TASK DIRECTIONS: The pictures stay out; everything else in the entries below must be returned exactly.

RECORD EXCERPTS:
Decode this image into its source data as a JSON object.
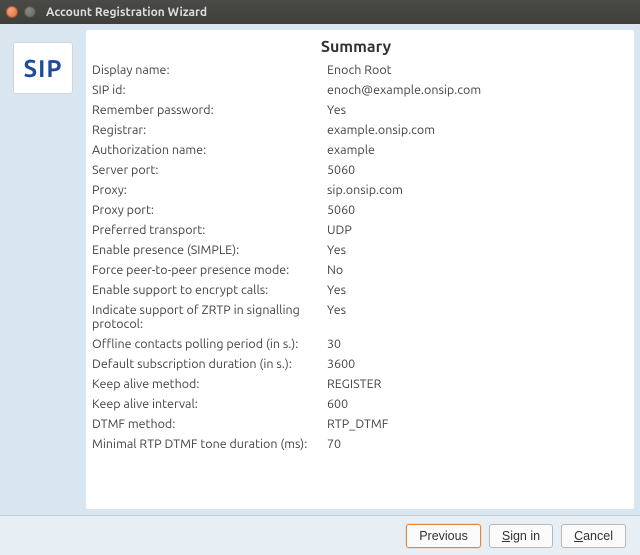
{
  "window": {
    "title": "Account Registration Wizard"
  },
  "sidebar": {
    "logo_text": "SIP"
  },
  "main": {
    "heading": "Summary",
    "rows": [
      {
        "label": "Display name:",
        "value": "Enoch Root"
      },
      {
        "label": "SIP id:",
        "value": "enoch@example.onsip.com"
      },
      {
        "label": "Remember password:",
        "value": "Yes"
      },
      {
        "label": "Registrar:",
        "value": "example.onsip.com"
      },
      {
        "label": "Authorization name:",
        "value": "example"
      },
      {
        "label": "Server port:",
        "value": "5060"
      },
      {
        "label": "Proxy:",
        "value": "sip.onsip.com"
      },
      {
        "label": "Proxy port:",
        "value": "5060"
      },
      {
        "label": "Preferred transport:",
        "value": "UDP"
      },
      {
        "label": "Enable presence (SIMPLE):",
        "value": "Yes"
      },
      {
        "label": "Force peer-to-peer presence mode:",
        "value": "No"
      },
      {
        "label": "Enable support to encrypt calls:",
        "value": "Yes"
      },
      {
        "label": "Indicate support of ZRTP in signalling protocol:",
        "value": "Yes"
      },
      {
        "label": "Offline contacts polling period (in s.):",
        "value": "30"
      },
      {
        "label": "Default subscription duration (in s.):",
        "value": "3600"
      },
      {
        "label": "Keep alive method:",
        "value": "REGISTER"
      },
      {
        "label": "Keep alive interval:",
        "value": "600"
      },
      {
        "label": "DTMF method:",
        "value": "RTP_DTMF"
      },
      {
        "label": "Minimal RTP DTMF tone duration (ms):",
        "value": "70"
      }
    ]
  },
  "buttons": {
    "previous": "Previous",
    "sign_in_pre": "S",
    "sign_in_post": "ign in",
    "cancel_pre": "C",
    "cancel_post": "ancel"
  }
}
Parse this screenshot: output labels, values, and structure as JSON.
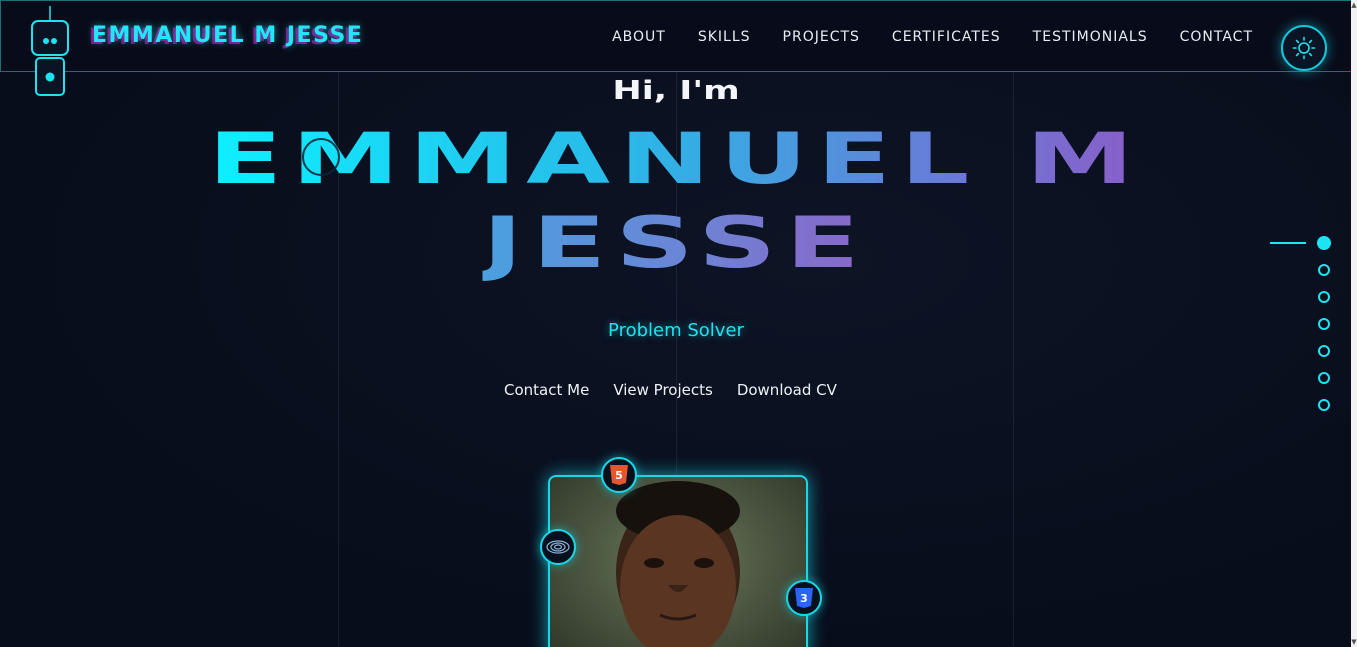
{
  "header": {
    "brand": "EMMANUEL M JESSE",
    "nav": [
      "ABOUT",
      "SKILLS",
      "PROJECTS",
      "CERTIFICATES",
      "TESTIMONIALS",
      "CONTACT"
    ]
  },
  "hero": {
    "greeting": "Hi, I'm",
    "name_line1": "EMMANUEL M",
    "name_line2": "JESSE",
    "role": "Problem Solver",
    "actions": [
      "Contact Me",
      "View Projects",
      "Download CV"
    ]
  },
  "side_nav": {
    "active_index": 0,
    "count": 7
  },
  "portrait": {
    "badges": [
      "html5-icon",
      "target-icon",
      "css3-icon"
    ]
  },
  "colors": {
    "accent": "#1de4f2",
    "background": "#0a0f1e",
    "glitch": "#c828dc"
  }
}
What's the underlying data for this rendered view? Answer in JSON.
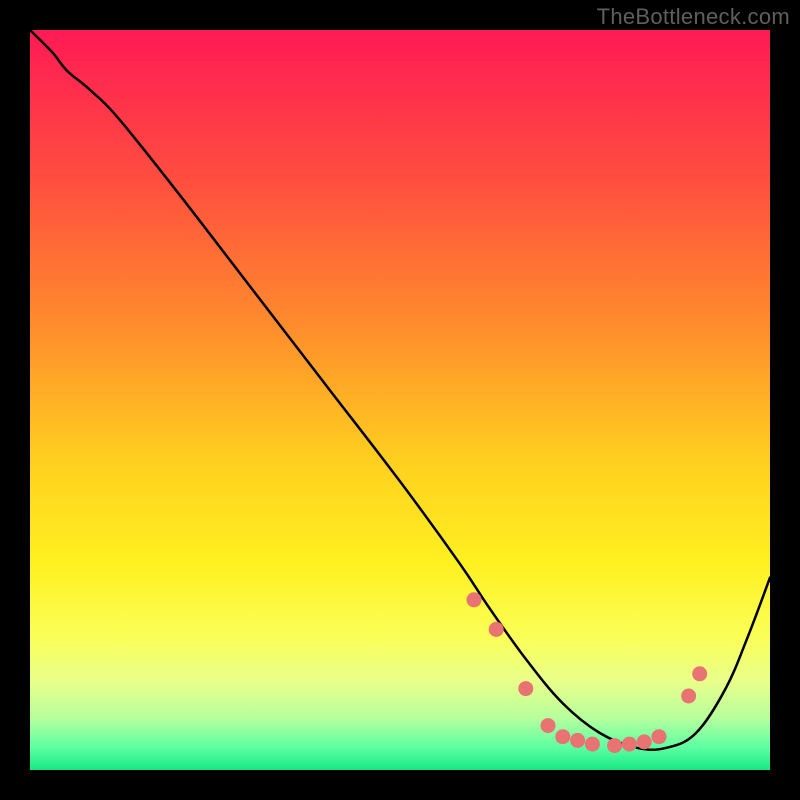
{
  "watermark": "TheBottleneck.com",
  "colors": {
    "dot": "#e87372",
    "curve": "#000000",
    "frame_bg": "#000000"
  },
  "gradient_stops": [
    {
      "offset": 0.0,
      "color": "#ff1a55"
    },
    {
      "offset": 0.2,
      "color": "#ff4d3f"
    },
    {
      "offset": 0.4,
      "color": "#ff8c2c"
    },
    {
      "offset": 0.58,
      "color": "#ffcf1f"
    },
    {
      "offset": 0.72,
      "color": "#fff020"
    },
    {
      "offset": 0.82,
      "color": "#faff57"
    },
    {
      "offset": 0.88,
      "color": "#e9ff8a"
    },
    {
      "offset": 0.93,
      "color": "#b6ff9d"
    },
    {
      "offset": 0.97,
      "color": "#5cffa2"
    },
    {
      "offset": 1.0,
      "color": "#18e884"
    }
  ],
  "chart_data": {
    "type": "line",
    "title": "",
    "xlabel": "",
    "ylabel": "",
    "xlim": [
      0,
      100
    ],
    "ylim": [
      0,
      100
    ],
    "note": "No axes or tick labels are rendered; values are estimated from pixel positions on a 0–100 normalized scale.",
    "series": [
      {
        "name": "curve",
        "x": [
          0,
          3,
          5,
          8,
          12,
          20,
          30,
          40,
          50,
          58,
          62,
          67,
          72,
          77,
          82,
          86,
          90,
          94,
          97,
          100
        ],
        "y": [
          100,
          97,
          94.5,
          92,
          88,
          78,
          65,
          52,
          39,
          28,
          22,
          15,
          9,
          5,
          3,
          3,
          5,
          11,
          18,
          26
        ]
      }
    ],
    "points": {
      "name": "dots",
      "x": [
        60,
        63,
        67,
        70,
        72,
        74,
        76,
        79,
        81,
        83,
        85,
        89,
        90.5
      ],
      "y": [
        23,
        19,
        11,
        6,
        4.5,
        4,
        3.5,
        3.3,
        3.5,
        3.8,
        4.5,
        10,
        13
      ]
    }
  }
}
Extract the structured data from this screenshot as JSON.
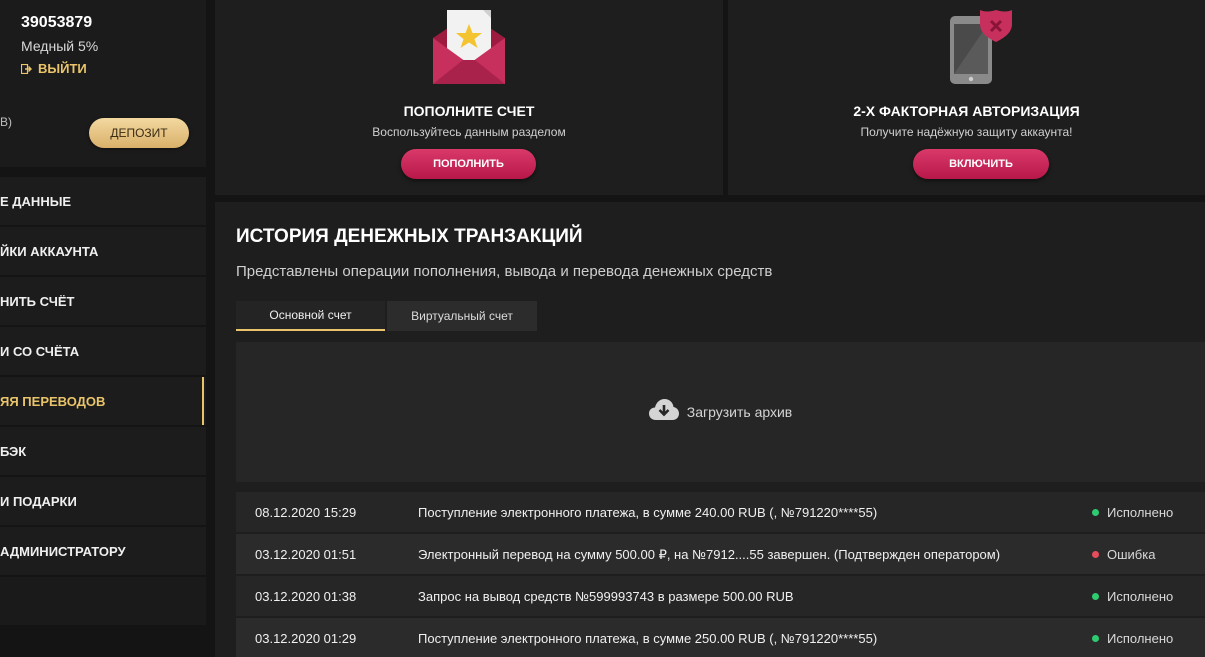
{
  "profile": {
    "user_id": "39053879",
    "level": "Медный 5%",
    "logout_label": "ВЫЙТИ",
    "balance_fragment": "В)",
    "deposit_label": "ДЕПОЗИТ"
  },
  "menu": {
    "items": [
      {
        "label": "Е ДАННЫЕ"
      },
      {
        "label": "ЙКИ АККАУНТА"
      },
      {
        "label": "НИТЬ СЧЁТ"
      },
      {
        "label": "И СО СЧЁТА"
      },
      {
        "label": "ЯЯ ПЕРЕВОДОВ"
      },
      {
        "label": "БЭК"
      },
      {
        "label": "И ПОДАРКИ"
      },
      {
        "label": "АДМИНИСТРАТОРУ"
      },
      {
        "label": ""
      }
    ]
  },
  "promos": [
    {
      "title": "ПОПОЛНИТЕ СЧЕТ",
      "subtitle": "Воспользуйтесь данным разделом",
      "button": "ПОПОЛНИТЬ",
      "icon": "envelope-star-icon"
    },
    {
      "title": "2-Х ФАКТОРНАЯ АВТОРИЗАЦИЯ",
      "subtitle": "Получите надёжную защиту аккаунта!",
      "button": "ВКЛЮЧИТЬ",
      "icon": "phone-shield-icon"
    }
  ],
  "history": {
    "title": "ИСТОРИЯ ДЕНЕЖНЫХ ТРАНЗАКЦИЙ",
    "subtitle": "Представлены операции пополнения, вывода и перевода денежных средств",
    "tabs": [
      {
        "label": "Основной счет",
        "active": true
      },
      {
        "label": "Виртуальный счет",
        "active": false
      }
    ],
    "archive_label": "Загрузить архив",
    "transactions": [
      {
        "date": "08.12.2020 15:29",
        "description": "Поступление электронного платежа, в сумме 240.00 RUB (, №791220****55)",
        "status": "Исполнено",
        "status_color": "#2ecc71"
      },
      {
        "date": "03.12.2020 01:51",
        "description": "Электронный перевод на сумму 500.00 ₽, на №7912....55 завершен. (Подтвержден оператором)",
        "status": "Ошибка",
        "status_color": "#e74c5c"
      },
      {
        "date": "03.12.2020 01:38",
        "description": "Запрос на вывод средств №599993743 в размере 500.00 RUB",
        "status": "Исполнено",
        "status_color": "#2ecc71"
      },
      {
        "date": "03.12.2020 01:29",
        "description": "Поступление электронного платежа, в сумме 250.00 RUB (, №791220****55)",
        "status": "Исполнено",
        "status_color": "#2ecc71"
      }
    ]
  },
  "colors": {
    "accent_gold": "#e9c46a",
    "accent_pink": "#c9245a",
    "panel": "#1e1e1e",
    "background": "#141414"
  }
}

TASK OUTPUT:
Decode this image into its source data as a JSON object.
{
  "window": {
    "title": "Account Registration Wizard"
  },
  "sidebar": {
    "logo_text": "SIP"
  },
  "main": {
    "heading": "Summary",
    "rows": [
      {
        "label": "Display name:",
        "value": "Enoch Root"
      },
      {
        "label": "SIP id:",
        "value": "enoch@example.onsip.com"
      },
      {
        "label": "Remember password:",
        "value": "Yes"
      },
      {
        "label": "Registrar:",
        "value": "example.onsip.com"
      },
      {
        "label": "Authorization name:",
        "value": "example"
      },
      {
        "label": "Server port:",
        "value": "5060"
      },
      {
        "label": "Proxy:",
        "value": "sip.onsip.com"
      },
      {
        "label": "Proxy port:",
        "value": "5060"
      },
      {
        "label": "Preferred transport:",
        "value": "UDP"
      },
      {
        "label": "Enable presence (SIMPLE):",
        "value": "Yes"
      },
      {
        "label": "Force peer-to-peer presence mode:",
        "value": "No"
      },
      {
        "label": "Enable support to encrypt calls:",
        "value": "Yes"
      },
      {
        "label": "Indicate support of ZRTP in signalling protocol:",
        "value": "Yes"
      },
      {
        "label": "Offline contacts polling period (in s.):",
        "value": "30"
      },
      {
        "label": "Default subscription duration (in s.):",
        "value": "3600"
      },
      {
        "label": "Keep alive method:",
        "value": "REGISTER"
      },
      {
        "label": "Keep alive interval:",
        "value": "600"
      },
      {
        "label": "DTMF method:",
        "value": "RTP_DTMF"
      },
      {
        "label": "Minimal RTP DTMF tone duration (ms):",
        "value": "70"
      }
    ]
  },
  "buttons": {
    "previous": "Previous",
    "sign_in_pre": "S",
    "sign_in_post": "ign in",
    "cancel_pre": "C",
    "cancel_post": "ancel"
  }
}
Parse this screenshot: output labels, values, and structure as JSON.
{
  "header": {
    "brand": "EMMANUEL M JESSE",
    "nav": [
      "ABOUT",
      "SKILLS",
      "PROJECTS",
      "CERTIFICATES",
      "TESTIMONIALS",
      "CONTACT"
    ]
  },
  "hero": {
    "greeting": "Hi, I'm",
    "name_line1": "EMMANUEL M",
    "name_line2": "JESSE",
    "role": "Problem Solver",
    "actions": [
      "Contact Me",
      "View Projects",
      "Download CV"
    ]
  },
  "side_nav": {
    "active_index": 0,
    "count": 7
  },
  "portrait": {
    "badges": [
      "html5-icon",
      "target-icon",
      "css3-icon"
    ]
  },
  "colors": {
    "accent": "#1de4f2",
    "background": "#0a0f1e",
    "glitch": "#c828dc"
  }
}
What's the underlying data for this rendered view? Answer in JSON.
{
  "watermark": "TheBottleneck.com",
  "colors": {
    "dot": "#e87372",
    "curve": "#000000",
    "frame_bg": "#000000"
  },
  "gradient_stops": [
    {
      "offset": 0.0,
      "color": "#ff1a55"
    },
    {
      "offset": 0.2,
      "color": "#ff4d3f"
    },
    {
      "offset": 0.4,
      "color": "#ff8c2c"
    },
    {
      "offset": 0.58,
      "color": "#ffcf1f"
    },
    {
      "offset": 0.72,
      "color": "#fff020"
    },
    {
      "offset": 0.82,
      "color": "#faff57"
    },
    {
      "offset": 0.88,
      "color": "#e9ff8a"
    },
    {
      "offset": 0.93,
      "color": "#b6ff9d"
    },
    {
      "offset": 0.97,
      "color": "#5cffa2"
    },
    {
      "offset": 1.0,
      "color": "#18e884"
    }
  ],
  "chart_data": {
    "type": "line",
    "title": "",
    "xlabel": "",
    "ylabel": "",
    "xlim": [
      0,
      100
    ],
    "ylim": [
      0,
      100
    ],
    "note": "No axes or tick labels are rendered; values are estimated from pixel positions on a 0–100 normalized scale.",
    "series": [
      {
        "name": "curve",
        "x": [
          0,
          3,
          5,
          8,
          12,
          20,
          30,
          40,
          50,
          58,
          62,
          67,
          72,
          77,
          82,
          86,
          90,
          94,
          97,
          100
        ],
        "y": [
          100,
          97,
          94.5,
          92,
          88,
          78,
          65,
          52,
          39,
          28,
          22,
          15,
          9,
          5,
          3,
          3,
          5,
          11,
          18,
          26
        ]
      }
    ],
    "points": {
      "name": "dots",
      "x": [
        60,
        63,
        67,
        70,
        72,
        74,
        76,
        79,
        81,
        83,
        85,
        89,
        90.5
      ],
      "y": [
        23,
        19,
        11,
        6,
        4.5,
        4,
        3.5,
        3.3,
        3.5,
        3.8,
        4.5,
        10,
        13
      ]
    }
  }
}
Extract the structured data from this screenshot as JSON.
{
  "profile": {
    "user_id": "39053879",
    "level": "Медный 5%",
    "logout_label": "ВЫЙТИ",
    "balance_fragment": "В)",
    "deposit_label": "ДЕПОЗИТ"
  },
  "menu": {
    "items": [
      {
        "label": "Е ДАННЫЕ"
      },
      {
        "label": "ЙКИ АККАУНТА"
      },
      {
        "label": "НИТЬ СЧЁТ"
      },
      {
        "label": "И СО СЧЁТА"
      },
      {
        "label": "ЯЯ ПЕРЕВОДОВ"
      },
      {
        "label": "БЭК"
      },
      {
        "label": "И ПОДАРКИ"
      },
      {
        "label": "АДМИНИСТРАТОРУ"
      },
      {
        "label": ""
      }
    ]
  },
  "promos": [
    {
      "title": "ПОПОЛНИТЕ СЧЕТ",
      "subtitle": "Воспользуйтесь данным разделом",
      "button": "ПОПОЛНИТЬ",
      "icon": "envelope-star-icon"
    },
    {
      "title": "2-Х ФАКТОРНАЯ АВТОРИЗАЦИЯ",
      "subtitle": "Получите надёжную защиту аккаунта!",
      "button": "ВКЛЮЧИТЬ",
      "icon": "phone-shield-icon"
    }
  ],
  "history": {
    "title": "ИСТОРИЯ ДЕНЕЖНЫХ ТРАНЗАКЦИЙ",
    "subtitle": "Представлены операции пополнения, вывода и перевода денежных средств",
    "tabs": [
      {
        "label": "Основной счет",
        "active": true
      },
      {
        "label": "Виртуальный счет",
        "active": false
      }
    ],
    "archive_label": "Загрузить архив",
    "transactions": [
      {
        "date": "08.12.2020 15:29",
        "description": "Поступление электронного платежа, в сумме 240.00 RUB (, №791220****55)",
        "status": "Исполнено",
        "status_color": "#2ecc71"
      },
      {
        "date": "03.12.2020 01:51",
        "description": "Электронный перевод на сумму 500.00 ₽, на №7912....55 завершен. (Подтвержден оператором)",
        "status": "Ошибка",
        "status_color": "#e74c5c"
      },
      {
        "date": "03.12.2020 01:38",
        "description": "Запрос на вывод средств №599993743 в размере 500.00 RUB",
        "status": "Исполнено",
        "status_color": "#2ecc71"
      },
      {
        "date": "03.12.2020 01:29",
        "description": "Поступление электронного платежа, в сумме 250.00 RUB (, №791220****55)",
        "status": "Исполнено",
        "status_color": "#2ecc71"
      }
    ]
  },
  "colors": {
    "accent_gold": "#e9c46a",
    "accent_pink": "#c9245a",
    "panel": "#1e1e1e",
    "background": "#141414"
  }
}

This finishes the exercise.